Unlike the two parliamentary by-elections in Ogmore and Sheffield that Labour won at a canter last night, the south London seat of Tooting is a genuine marginal. The Conservatives have had designs on the seat since at least 2010, when the infamous ‘Tatler Tory’, Mark Clarke, was the party’s candidate. Last May, Khan narrowly increased his majority over the Tories, winning by almost 3,000 votes with a majority of 5.3 per cent. With high house prices pushing London professionals further out towards the suburbs, the seat is gentrifying, making Conservatives more positive about the prospect of taking the seat off Labour. No government has won a by-election from an opposition party since the Conservative Angela Rumbold won Mitcham and Morden from a Labour-SDP defector in June 1982. In a nice parallel, that seat borders Tooting.

Of course, the notion of a Tooting by-election will not come as a shock to local Conservatives, however much hope they invested in a Goldsmith mayoral victory. Unusually, the party’s candidate from the general election, Dan Watkins, an entrepreneur who has lived in the area for 15 years, has continued to campaign in the seat since his defeat, styling himself as the party’s “parliamentary spokesman for Tooting”. It would be a big surprise if Watkins is not re-anointed as the candidate for the by-election.

What of the Labour side? For some months, those on the party’s centre-left have worried with varying degrees of sincerity that Ken Livingstone may see the by-election as a route back into Parliament. Having spent the past two weeks muttering conspiratorially about the relationship between early 20th-Century German Jews and Adolf Hitler before having his Labour membership suspended, that possibility no longer exists.

Other names talked about include: Rex Osborn, leader of the Labour group on Wandsworth Council; Simon Hogg, who is Osborn’s deputy; Rosena Allin-Khan, an emergency medicine doctor who also deputises for Osborn; Will Martindale, who was Labour’s defeated candidate in Battersea last year; and Jayne Lim, who was shortlisted earlier in the year for the Sheffield Brightside selection and used to practise as a doctor at St George’s hospital in Tooting.

One thing that any new Labour MP would have to contend with is the boundary review reporting in 2018, which will reduce the number of London constituencies by 5. This means that a new Tooting MP could quickly find themselves pitched in a selection fight for a new constituency with their neighbours Siobhan McDonagh, who currently holds Mitcham and Morden, and/or Chuka Umunna, who is the MP for Streatham. 

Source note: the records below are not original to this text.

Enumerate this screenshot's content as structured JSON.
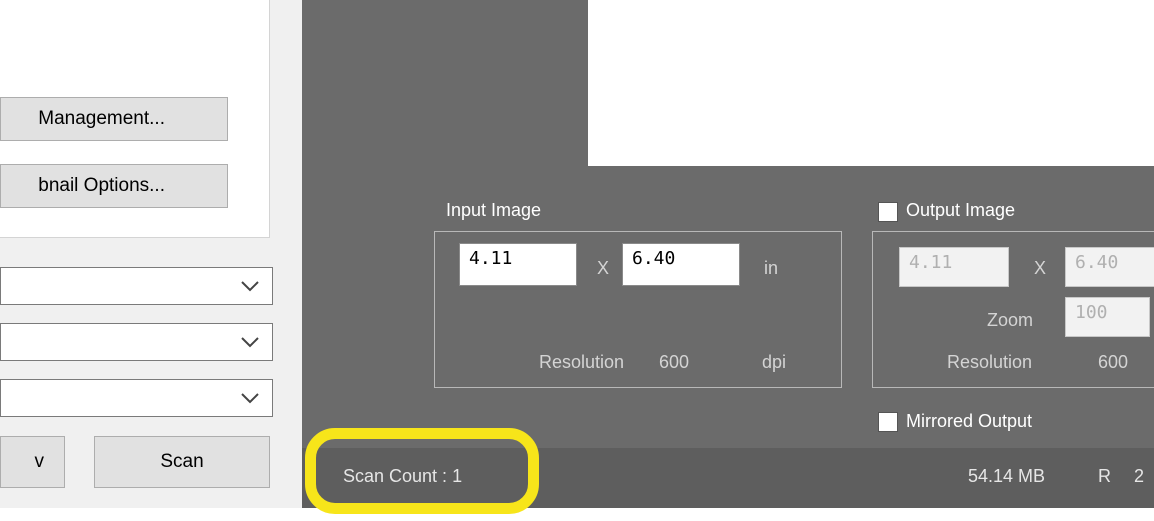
{
  "left_panel": {
    "management_button": "Management...",
    "thumbnail_button": "bnail Options...",
    "preview_button_fragment": "v",
    "scan_button": "Scan"
  },
  "input_image": {
    "label": "Input Image",
    "width": "4.11",
    "x_sep": "X",
    "height": "6.40",
    "unit": "in",
    "resolution_label": "Resolution",
    "resolution_value": "600",
    "resolution_unit": "dpi"
  },
  "output_image": {
    "label": "Output Image",
    "width": "4.11",
    "x_sep": "X",
    "height": "6.40",
    "zoom_label": "Zoom",
    "zoom_value": "100",
    "resolution_label": "Resolution",
    "resolution_value": "600",
    "mirrored_label": "Mirrored Output"
  },
  "status_bar": {
    "scan_count": "Scan Count : 1",
    "memory": "54.14 MB",
    "channel": "R",
    "channel_value_fragment": "2"
  },
  "colors": {
    "panel_bg": "#6b6b6b",
    "status_bg": "#5e5e5e",
    "highlight": "#f7e51a"
  }
}
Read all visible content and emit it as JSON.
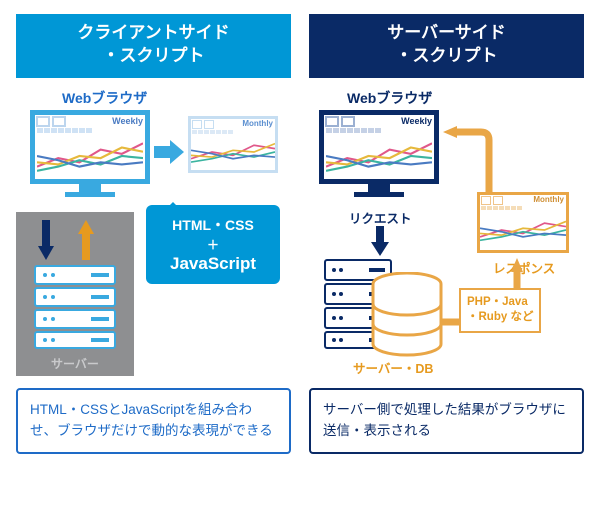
{
  "left": {
    "title_line1": "クライアントサイド",
    "title_line2": "・スクリプト",
    "browser_label": "Webブラウザ",
    "weekly": "Weekly",
    "monthly": "Monthly",
    "bubble_line1": "HTML・CSS",
    "bubble_plus": "＋",
    "bubble_js": "JavaScript",
    "server_label": "サーバー",
    "summary": "HTML・CSSとJavaScriptを組み合わせ、ブラウザだけで動的な表現ができる"
  },
  "right": {
    "title_line1": "サーバーサイド",
    "title_line2": "・スクリプト",
    "browser_label": "Webブラウザ",
    "weekly": "Weekly",
    "monthly": "Monthly",
    "request_label": "リクエスト",
    "response_label": "レスポンス",
    "server_db_label": "サーバー・DB",
    "lang_line1": "PHP・Java",
    "lang_line2": "・Ruby など",
    "summary": "サーバー側で処理した結果がブラウザに送信・表示される"
  },
  "colors": {
    "client_blue": "#0097d6",
    "navy": "#0a2a66",
    "orange": "#e69a1f",
    "grey": "#8e8f91"
  }
}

According to the Sunday Times, Labour is planning to hold the by-election as quickly as possible, perhaps even before the EU referendum on June 23rd.

It's also worth noting that, as my colleague Anoosh Chakelian reported in March, George Galloway plans to stand as well.

Henry Zeffman writes about politics and is the winner of the Anthony Howard Award 2015.